Law professionals discuss use of DNA at Loyola forum

By Jason Wieder

The use of DNA in criminal cases was a key topic at a recent panel of law experts debate at Loyola University Chicago.

A crowd of 44 people gathered at Loyola University Chicago’s Corboy Law Center for “The Prosecutor’s Duty To Seek Justice.”

The law professionals speaking at the event included Thomas Sullivan, a former United States attorney and partner at Jenner & Block ; former  Attorney Registration and Disciplinary Commission administrator Mary Robinson; visiting Northwestern University law professor Joshua Tepfer; and John Conroy a member of the Better Government Association and writer for The Chicago Reader. Robert Mogul of the Illinois Academy of Criminology and professor emeritus of the City Colleges of Chicago, moderated the panel.

One of the most discussed topic of the evening was the use of DNA evidence to free wrongfully convicted people from jail.

Thomas Sullivan spoke in favor of using DNA.

“I never understood why prosecutors never followed up on evidence,” Sullivan said. “If it was your brother or child being wrongfully convicted, how would you feel?”

John Conroy also condoned the use of DNA.

“These people are being sent to jail without any chance of being cleared by science,” Conroy said.

Audience members seemed to agree with the panelist’s views.

“It comes to a matter of personal integrity,” said Marienne Branch, 58, an assistant public defender from Chicago. “How can you do otherwise?”

Loyola gears up for first annual homecoming weekend

Photo courtesy Loyola University Chicago
Loyola University Chicago’s departments of Alumni Relations and Student Development have announced their collaboration to present Loyola’s first annual Homecoming Weekend, providing events scheduled for Friday, Oct. 14 through Sunday, Oct. 16, 2011.

“We really want to build a spirit of tradition,” said Sarah Malouf, Associate Director of Alumni Relations. “This year’s homecoming weekend will be a comprehensive event for the entire Loyola community.”

In the absence of a football team, Malouf explained that the weekend will celebrate the spirit and pride associated with traditional homecoming events.

“Our goal is to bring the entire Loyola community together and rally for a common cause,” said Malouf. “We hope to see Homecoming Weekend provide a wide spectrum of opportunities for our community to connect and celebrate Loyola pride.”

Here is the announcement message sent to Loyola students via e-mail:

Loyola Community,

Put on your maroon and gold and join us for Homecoming Weekend, October 14–16. This celebration of unity and pride at Loyola University Chicago will bring students, alumni, parents, families, faculty, and staff together for a weekend filled with activities and events both at the Lake Shore and Water Tower campuses. Formerly known as Family Weekend, Homecoming is Spirit Week, Midnight Madness, Parents’ Weekend, and Alumni Reunion Weekend combined into one celebratory and action-packed weekend.

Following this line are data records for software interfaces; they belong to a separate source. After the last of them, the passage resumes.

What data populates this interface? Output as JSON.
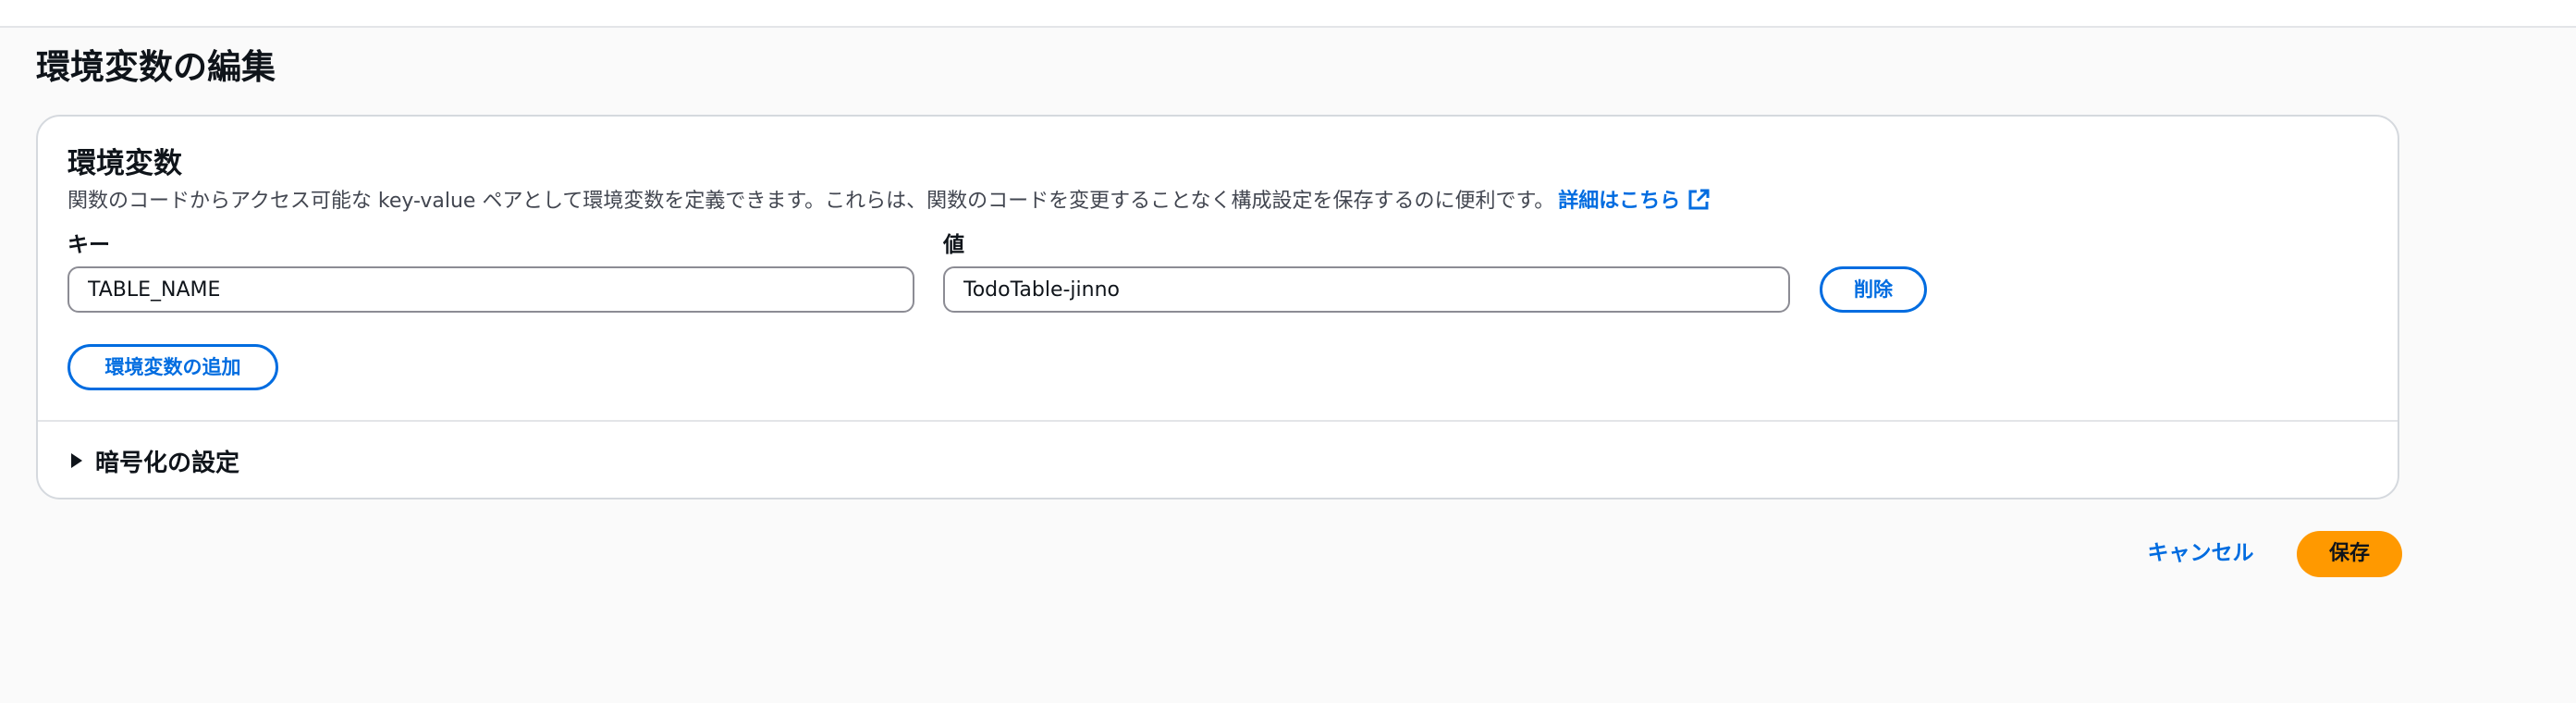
{
  "page": {
    "title": "環境変数の編集"
  },
  "panel": {
    "title": "環境変数",
    "description": "関数のコードからアクセス可能な key-value ペアとして環境変数を定義できます。これらは、関数のコードを変更することなく構成設定を保存するのに便利です。",
    "learn_more_label": "詳細はこちら",
    "key_label": "キー",
    "value_label": "値",
    "variables": [
      {
        "key": "TABLE_NAME",
        "value": "TodoTable-jinno",
        "remove_label": "削除"
      }
    ],
    "add_button_label": "環境変数の追加",
    "encryption_expander_label": "暗号化の設定"
  },
  "footer": {
    "cancel_label": "キャンセル",
    "save_label": "保存"
  },
  "colors": {
    "link": "#006ce0",
    "primary_button": "#ff9900",
    "background": "#fafafa"
  }
}
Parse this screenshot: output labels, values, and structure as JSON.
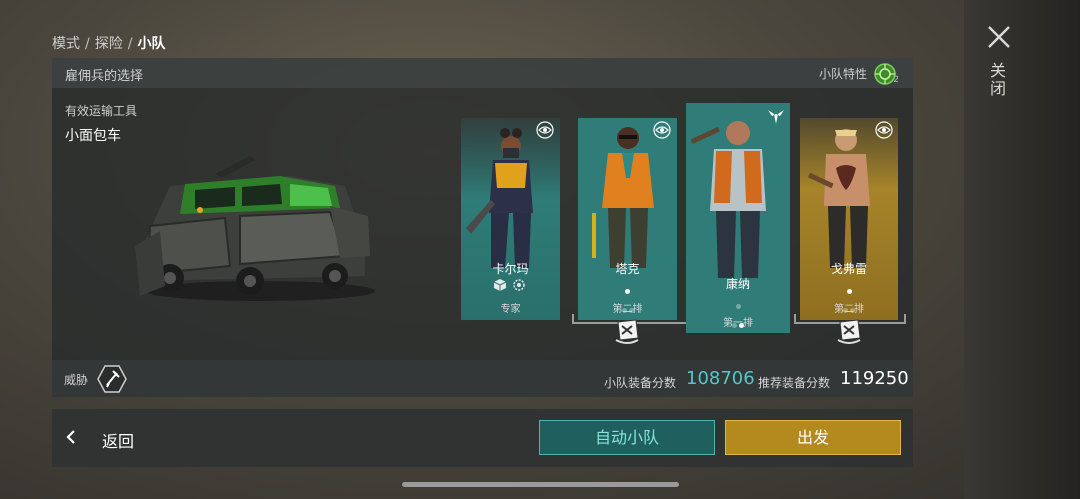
{
  "breadcrumb": {
    "item1": "模式",
    "item2": "探险",
    "item3": "小队",
    "separator": "/"
  },
  "close": {
    "label": "关闭",
    "icon": "close-x-icon"
  },
  "panel": {
    "title": "雇佣兵的选择",
    "traits_label": "小队特性",
    "traits_count": "2",
    "transport_label": "有效运输工具",
    "vehicle_name": "小面包车"
  },
  "mercenaries": [
    {
      "name": "卡尔玛",
      "sub": "专家",
      "theme": "teal",
      "role_icon": "eye-icon",
      "extra_icons": [
        "cube-icon",
        "gear-icon"
      ]
    },
    {
      "name": "塔克",
      "sub": "第二排",
      "theme": "teal",
      "role_icon": "eye-icon",
      "position_dots": [
        true,
        false,
        false
      ]
    },
    {
      "name": "康纳",
      "sub": "第一排",
      "theme": "teal",
      "role_icon": "winged-shield-icon",
      "position_dots": [
        false,
        false,
        true
      ]
    },
    {
      "name": "戈弗雷",
      "sub": "第二排",
      "theme": "gold",
      "role_icon": "eye-icon",
      "position_dots": [
        true,
        false,
        false
      ]
    }
  ],
  "footer": {
    "threat_label": "威胁",
    "squad_score_label": "小队装备分数",
    "squad_score": "108706",
    "recommended_label": "推荐装备分数",
    "recommended_score": "119250"
  },
  "actions": {
    "back": "返回",
    "auto_squad": "自动小队",
    "depart": "出发"
  },
  "colors": {
    "teal_card": "#2f7c78",
    "gold_card": "#a7842a",
    "accent_teal": "#56c6c8",
    "depart_gold": "#b48a1f"
  }
}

Homecoming is for EVERYONE, and we can’t wait to have you participate! Whether it’s decorating your space or coming to one of the 40+ events, we want you to show your pride. Some key events over the weekend include: Midnight Madness, Java with the Jesuits, the Multicultural Luncheon, Loyola’s Got Talent, a Cooking Clinic with Loyola Dining Chefs, Half Century Club Reunion, and the Organ Concert Series. Additionally, many of our academic departments are hosting open houses, events, and programs over the course of the weekend.

To learn more about Homecoming, read the recent feature story in Inside Loyola. For a full schedule of events and to register, visit You can also choose to help out as a volunteer or participate in the office/residence hall decorating contest by sending an e-mail to

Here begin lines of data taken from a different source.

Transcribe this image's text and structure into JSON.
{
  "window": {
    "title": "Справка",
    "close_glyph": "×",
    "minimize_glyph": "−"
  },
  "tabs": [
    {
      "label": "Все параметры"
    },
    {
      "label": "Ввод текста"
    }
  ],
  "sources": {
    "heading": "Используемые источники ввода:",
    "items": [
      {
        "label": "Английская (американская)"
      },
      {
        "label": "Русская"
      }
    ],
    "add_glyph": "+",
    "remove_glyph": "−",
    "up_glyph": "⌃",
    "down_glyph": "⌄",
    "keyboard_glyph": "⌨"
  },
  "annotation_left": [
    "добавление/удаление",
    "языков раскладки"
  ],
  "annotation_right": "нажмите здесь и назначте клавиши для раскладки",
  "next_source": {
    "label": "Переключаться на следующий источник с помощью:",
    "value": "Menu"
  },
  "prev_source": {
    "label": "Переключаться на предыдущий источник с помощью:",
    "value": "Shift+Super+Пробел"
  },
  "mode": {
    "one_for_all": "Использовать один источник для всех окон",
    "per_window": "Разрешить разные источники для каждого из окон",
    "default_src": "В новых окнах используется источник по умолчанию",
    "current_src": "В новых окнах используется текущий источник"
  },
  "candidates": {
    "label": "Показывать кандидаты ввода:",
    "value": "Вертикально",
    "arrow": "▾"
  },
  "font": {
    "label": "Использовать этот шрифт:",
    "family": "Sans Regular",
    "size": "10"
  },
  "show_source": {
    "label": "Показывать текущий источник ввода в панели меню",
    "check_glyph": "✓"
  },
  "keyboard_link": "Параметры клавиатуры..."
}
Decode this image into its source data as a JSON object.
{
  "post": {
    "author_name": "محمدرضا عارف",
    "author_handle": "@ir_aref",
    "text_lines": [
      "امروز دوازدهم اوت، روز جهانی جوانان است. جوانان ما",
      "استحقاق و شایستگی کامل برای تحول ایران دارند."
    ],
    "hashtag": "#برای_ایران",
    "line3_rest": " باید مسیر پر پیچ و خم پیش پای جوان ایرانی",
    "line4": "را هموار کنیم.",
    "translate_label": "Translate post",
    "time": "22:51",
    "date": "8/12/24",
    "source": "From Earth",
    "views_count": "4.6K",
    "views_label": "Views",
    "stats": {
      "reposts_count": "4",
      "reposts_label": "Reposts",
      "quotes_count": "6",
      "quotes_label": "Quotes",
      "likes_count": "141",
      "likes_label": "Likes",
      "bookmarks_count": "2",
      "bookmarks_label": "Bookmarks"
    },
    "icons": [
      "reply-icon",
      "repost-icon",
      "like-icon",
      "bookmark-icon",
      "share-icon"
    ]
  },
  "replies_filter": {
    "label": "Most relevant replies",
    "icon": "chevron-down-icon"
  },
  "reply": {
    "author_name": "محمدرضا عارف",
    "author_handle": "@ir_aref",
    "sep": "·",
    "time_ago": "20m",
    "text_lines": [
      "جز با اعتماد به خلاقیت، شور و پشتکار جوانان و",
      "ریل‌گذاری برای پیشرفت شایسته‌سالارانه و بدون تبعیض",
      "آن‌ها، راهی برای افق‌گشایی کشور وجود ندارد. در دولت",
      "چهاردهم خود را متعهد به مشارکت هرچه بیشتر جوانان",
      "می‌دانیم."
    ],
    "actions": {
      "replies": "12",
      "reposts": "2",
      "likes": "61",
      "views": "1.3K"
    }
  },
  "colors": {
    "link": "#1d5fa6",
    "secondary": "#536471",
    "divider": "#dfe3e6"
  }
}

We look forward to having you participate in this wonderful weekend.

Go Ramblers!

Nicole LeDuc Meehan
Director, Alumni Relations

Shannon Howes
Director, Student Leadership Development

– Nicholas Passarelli